• _Extracted material_:
________

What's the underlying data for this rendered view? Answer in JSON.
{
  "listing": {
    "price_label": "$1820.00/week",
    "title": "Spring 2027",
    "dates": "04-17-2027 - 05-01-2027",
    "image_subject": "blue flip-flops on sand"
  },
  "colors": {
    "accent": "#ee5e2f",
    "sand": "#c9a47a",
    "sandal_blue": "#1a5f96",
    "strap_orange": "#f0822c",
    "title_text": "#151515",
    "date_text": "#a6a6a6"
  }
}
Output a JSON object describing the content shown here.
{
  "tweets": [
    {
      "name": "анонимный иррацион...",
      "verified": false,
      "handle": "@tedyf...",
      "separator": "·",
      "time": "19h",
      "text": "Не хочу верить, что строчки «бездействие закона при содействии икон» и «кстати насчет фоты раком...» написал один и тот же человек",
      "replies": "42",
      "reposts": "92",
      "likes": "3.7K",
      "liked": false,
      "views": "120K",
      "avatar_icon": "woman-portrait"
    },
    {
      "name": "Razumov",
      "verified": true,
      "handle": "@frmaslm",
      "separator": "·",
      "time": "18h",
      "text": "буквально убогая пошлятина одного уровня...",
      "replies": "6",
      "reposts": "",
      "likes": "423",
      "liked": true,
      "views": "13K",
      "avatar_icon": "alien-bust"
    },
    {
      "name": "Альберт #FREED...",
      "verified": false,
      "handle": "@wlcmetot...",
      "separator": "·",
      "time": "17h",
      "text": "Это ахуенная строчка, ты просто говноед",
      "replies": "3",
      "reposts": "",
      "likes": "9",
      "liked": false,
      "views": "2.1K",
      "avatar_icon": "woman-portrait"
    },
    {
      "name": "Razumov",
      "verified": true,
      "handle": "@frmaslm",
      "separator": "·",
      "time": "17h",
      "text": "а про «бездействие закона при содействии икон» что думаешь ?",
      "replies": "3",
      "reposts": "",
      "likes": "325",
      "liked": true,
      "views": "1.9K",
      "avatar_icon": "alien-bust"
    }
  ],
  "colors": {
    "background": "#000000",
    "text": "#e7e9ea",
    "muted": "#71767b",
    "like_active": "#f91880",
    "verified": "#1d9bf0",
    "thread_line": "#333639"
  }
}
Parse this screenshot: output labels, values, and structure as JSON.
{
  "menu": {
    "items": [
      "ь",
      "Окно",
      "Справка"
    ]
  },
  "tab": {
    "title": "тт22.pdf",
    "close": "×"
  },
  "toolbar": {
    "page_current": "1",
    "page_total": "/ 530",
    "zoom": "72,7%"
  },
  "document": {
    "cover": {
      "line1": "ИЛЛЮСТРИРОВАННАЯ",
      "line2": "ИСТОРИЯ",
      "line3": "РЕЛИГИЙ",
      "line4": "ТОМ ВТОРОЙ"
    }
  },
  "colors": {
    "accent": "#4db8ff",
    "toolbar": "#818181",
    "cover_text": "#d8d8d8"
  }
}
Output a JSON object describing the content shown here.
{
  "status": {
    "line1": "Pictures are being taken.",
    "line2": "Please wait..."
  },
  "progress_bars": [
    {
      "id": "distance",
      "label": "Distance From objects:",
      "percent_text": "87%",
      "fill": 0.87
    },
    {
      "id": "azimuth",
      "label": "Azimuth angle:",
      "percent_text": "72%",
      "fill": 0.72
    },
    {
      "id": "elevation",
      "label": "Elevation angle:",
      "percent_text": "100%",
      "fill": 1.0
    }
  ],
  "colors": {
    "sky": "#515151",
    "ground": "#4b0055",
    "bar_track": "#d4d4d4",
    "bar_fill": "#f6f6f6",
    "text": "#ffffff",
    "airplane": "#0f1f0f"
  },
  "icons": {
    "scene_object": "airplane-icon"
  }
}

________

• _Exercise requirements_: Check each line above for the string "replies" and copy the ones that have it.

• _Output of the exercise_:
      "replies": "42",
      "replies": "6",
      "replies": "3",
      "replies": "3",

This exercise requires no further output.